5 Things to Know about Working as a Nurse in a Private Practice

Nurses have such a broad range of applicable skills that they are afforded many different options and settings for employment. They are needed in hospitals, nursing homes, schools and many other places. With so many choices, it can be difficult for nurses to decide the best place to work. One of the first decisions must be whether or not to work in a private practice. Being employed in a medical operation that is owned and operated by an individual physician or a group of physicians is a unique experience for a wide variety of reasons.

1. Higher Quality Care with a Fewer Number of Patients

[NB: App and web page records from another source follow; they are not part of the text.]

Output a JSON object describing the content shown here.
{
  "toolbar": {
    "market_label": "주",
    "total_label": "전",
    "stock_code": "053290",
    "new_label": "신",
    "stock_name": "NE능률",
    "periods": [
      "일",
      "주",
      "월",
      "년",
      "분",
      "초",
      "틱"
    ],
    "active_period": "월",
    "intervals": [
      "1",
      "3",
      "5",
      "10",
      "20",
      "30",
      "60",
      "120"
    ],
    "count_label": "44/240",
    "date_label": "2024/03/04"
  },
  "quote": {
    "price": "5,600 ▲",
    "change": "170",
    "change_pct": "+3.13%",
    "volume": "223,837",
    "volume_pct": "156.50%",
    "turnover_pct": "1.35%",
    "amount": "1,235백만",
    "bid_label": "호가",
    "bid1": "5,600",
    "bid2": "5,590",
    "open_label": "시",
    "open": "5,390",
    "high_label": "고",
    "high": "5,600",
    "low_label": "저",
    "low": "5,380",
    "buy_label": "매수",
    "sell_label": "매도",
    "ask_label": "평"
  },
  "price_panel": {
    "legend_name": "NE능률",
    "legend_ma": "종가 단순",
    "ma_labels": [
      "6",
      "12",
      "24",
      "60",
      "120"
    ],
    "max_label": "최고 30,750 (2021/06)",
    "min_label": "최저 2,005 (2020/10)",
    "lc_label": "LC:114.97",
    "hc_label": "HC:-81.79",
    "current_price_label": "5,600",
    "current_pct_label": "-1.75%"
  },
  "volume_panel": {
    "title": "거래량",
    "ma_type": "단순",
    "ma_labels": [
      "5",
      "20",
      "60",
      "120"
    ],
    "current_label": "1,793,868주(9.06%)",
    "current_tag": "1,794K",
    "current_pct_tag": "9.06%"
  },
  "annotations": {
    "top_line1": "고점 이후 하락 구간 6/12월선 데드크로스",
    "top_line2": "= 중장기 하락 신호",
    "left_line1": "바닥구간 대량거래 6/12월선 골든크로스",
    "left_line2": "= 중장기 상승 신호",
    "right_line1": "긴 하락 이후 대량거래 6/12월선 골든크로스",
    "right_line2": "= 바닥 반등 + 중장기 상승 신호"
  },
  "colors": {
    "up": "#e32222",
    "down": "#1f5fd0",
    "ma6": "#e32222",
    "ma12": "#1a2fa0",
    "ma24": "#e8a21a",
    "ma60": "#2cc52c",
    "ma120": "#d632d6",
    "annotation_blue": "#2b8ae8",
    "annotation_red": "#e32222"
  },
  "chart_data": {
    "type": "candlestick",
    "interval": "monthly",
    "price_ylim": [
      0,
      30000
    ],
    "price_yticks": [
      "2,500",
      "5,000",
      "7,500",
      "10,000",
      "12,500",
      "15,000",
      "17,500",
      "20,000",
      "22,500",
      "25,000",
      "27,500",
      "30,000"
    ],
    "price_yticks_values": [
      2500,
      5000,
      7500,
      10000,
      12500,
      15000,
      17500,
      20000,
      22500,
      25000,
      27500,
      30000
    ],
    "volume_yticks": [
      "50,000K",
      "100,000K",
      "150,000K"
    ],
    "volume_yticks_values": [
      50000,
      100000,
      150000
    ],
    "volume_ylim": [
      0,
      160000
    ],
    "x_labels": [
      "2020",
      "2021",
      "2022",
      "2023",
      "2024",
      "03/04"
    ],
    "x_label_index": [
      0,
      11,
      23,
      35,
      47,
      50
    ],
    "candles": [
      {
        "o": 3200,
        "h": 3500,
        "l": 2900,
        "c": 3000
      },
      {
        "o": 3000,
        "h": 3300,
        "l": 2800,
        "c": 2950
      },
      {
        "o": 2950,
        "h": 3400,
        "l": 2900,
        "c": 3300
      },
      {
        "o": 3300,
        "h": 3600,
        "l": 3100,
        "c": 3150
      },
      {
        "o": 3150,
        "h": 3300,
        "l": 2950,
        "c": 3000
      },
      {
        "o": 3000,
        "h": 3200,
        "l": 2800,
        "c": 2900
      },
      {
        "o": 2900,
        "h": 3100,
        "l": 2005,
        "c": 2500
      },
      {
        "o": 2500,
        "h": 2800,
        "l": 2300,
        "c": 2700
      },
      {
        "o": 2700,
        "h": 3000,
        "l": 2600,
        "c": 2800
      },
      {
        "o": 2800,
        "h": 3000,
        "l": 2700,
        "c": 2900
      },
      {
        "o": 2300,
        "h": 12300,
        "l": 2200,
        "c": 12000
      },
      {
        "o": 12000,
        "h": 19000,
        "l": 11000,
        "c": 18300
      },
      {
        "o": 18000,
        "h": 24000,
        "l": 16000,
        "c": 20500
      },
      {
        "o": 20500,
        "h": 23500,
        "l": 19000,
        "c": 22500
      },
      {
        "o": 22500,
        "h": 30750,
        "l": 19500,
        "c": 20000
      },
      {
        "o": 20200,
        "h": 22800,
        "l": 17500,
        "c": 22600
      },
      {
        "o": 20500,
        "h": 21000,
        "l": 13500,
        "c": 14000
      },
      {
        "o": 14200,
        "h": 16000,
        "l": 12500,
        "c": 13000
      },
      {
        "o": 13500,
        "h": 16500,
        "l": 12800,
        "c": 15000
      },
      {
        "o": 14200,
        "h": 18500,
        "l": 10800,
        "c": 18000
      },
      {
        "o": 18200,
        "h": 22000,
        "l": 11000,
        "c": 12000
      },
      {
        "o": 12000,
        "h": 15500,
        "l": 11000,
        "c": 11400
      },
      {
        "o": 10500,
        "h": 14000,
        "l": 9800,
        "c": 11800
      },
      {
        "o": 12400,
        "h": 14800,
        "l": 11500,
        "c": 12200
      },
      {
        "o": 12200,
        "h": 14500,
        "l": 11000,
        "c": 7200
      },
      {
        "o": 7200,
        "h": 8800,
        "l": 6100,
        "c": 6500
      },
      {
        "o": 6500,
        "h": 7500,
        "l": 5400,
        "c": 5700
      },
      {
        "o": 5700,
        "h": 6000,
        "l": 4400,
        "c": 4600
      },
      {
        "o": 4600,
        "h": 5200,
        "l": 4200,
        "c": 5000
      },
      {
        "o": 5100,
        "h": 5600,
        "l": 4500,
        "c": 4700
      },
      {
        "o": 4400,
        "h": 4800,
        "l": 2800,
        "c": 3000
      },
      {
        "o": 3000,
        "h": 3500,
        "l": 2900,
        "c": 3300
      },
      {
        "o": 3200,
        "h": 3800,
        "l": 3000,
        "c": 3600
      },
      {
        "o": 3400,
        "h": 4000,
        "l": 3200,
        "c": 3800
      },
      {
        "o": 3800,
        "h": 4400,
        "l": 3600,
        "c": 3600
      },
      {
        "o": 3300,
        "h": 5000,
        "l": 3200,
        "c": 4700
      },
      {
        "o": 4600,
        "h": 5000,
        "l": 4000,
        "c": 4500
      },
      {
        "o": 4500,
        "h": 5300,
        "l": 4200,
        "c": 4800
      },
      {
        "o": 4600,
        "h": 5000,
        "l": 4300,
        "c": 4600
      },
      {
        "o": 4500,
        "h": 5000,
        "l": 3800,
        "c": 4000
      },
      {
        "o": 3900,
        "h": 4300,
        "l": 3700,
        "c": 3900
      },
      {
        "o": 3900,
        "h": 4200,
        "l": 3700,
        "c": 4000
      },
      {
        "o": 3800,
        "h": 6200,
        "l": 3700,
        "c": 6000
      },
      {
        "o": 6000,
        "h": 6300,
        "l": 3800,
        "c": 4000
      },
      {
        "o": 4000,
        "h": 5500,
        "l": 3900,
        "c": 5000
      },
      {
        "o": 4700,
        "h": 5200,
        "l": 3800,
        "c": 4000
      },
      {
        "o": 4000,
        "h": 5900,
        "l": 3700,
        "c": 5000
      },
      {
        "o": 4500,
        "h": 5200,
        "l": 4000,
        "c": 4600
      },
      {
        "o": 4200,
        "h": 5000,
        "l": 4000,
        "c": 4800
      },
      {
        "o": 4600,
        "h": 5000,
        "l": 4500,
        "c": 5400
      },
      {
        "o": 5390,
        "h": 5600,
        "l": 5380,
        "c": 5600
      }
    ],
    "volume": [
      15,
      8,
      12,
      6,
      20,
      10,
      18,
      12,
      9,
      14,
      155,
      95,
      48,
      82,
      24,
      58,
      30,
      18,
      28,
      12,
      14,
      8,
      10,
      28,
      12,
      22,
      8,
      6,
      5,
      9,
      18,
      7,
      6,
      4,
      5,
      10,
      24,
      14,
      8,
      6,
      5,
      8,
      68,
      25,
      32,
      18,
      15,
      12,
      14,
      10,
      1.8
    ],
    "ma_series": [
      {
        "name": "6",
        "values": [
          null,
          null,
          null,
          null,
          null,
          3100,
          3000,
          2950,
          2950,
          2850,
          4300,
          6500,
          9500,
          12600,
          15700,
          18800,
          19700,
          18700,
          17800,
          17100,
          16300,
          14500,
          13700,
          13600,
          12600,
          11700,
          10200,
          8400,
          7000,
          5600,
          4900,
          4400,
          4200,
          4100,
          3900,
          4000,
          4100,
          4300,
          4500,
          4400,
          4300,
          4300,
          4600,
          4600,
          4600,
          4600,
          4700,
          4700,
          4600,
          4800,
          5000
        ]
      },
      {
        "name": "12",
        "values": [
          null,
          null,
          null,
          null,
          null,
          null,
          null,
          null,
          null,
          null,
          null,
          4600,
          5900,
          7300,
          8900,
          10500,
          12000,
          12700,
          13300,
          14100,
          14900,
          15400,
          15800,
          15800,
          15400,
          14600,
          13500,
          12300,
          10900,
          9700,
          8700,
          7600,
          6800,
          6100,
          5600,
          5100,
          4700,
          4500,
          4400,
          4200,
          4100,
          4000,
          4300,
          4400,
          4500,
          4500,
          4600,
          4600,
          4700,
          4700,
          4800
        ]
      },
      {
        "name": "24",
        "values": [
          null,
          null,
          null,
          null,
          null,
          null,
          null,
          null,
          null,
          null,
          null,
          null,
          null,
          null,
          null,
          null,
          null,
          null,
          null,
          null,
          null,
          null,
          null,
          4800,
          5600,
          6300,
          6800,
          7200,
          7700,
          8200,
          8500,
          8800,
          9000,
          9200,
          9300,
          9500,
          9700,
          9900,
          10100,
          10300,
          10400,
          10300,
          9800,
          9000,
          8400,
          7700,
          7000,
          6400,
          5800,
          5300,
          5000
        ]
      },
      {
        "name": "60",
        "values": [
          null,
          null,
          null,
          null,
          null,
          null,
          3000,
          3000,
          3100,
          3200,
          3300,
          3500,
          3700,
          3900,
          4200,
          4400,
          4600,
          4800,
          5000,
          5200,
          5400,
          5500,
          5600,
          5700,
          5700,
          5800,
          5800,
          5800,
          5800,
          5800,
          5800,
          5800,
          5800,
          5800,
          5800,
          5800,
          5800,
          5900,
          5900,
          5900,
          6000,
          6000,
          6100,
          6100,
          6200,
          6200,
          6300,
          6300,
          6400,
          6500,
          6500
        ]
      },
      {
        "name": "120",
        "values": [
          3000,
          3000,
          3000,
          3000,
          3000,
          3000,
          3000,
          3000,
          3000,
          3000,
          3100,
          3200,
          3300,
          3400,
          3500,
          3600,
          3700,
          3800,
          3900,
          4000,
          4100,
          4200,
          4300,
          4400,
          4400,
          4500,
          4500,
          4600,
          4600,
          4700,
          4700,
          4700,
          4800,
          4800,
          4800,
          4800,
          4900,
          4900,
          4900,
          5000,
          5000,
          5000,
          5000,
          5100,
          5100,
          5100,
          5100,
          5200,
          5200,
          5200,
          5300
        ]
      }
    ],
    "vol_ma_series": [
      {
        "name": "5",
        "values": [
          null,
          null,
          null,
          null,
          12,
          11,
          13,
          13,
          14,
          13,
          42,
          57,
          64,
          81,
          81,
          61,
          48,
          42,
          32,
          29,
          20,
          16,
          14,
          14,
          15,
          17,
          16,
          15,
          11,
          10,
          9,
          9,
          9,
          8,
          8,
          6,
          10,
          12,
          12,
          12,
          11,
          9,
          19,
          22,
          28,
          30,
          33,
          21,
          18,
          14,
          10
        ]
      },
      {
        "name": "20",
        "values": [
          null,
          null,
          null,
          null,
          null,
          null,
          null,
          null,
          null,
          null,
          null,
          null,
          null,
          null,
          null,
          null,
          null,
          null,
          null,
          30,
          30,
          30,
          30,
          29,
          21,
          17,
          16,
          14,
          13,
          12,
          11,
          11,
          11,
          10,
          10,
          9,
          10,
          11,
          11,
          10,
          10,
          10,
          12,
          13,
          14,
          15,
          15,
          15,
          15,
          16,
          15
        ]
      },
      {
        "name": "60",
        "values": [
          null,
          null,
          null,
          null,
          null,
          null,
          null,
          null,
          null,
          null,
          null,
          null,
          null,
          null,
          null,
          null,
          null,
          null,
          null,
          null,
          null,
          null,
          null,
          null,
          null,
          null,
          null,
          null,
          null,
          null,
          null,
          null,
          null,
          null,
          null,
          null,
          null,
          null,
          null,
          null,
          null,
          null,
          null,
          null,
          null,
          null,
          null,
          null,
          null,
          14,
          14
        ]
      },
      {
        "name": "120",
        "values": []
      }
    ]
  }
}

In a private practice, the number of patients seen and treated in a single day is typically much fewer than the number that passes through the doors of a hospital. Patients are more likely to be seen as individuals, and nurses have the opportunity to carefully listen to a patient’s specific needs and concerns. Many patients will return with other family members, and nurses are able to build more personal relationships with these patients. This type of interaction and quality of care is not really possible in a hospital or a fast-paced medical setting.

2. Set Work Hours with Little Overtime

Nurses in hospitals frequently find themselves on call, waiting for notification that they need to report to work within the hour for a shift. Conversely, these nurses can also have their shifts cancelled at the last minute, losing their income for those hours. Hospital nurses may be asked to cover overtime as well, leading to even more hours at the facility. Private practice nurses, on the other hand, need to only be at the practice during work hours, typically from 8-4 or 9-5, like a business job. Overtime is unnecessary, and these nurses can typically count on their shift times to stay the same.

3. Routine Procedures and Fewer Challenges

Private practices typically deal with routine illnesses and procedures. These facilities offer primary care, illness diagnosis and non-emergency injury treatment. In addition, private practice nurses spend a lot of their time updating medical records and taking basic patient information such as heart rates and blood pressures. The pace is slower than at a hospital, and there are fewer challenges in a private practice. Many of the skills learned for higher level or emergency care will be unused, but the work is generally predictable.

4. Tight-Knit Workplaces Focused on Teamwork

Most private practices have only one or a handful of doctors, and the nursing staff is equally small. In contrast, large hospitals employ thousands of nurses to cover all of the shifts. Seeing the same team members every day in a private practice can allow for building a closer community than is possible in a larger setting. Nurses that need time off can often trade with other employees more easily thanks to this understanding and reciprocal environment.

5. More Work-Life Balance

Hospital nurses are often scheduled for long shifts, frequently spending 12 hours or more on their feet. Hospitals treat in-patients 24 hours a day, seven days a week, and nurses must be present for all of those hours. Being suddenly called in to work, or being asked to work overtime, can make it more difficult to make plans outside of the hospital. The set hours and routine activities of a private practice make having a family or a social life more reasonable. Private practice nurses are often more rested and able to engage in activities after work rather than a hospital employee who has worked a lengthy shift.

Choosing whether to work in a hospital setting or in a private practice can be a difficult decision for many nurses. However, knowing the positive and negative aspects of working as a nurse in a private practice can help make this choice easier.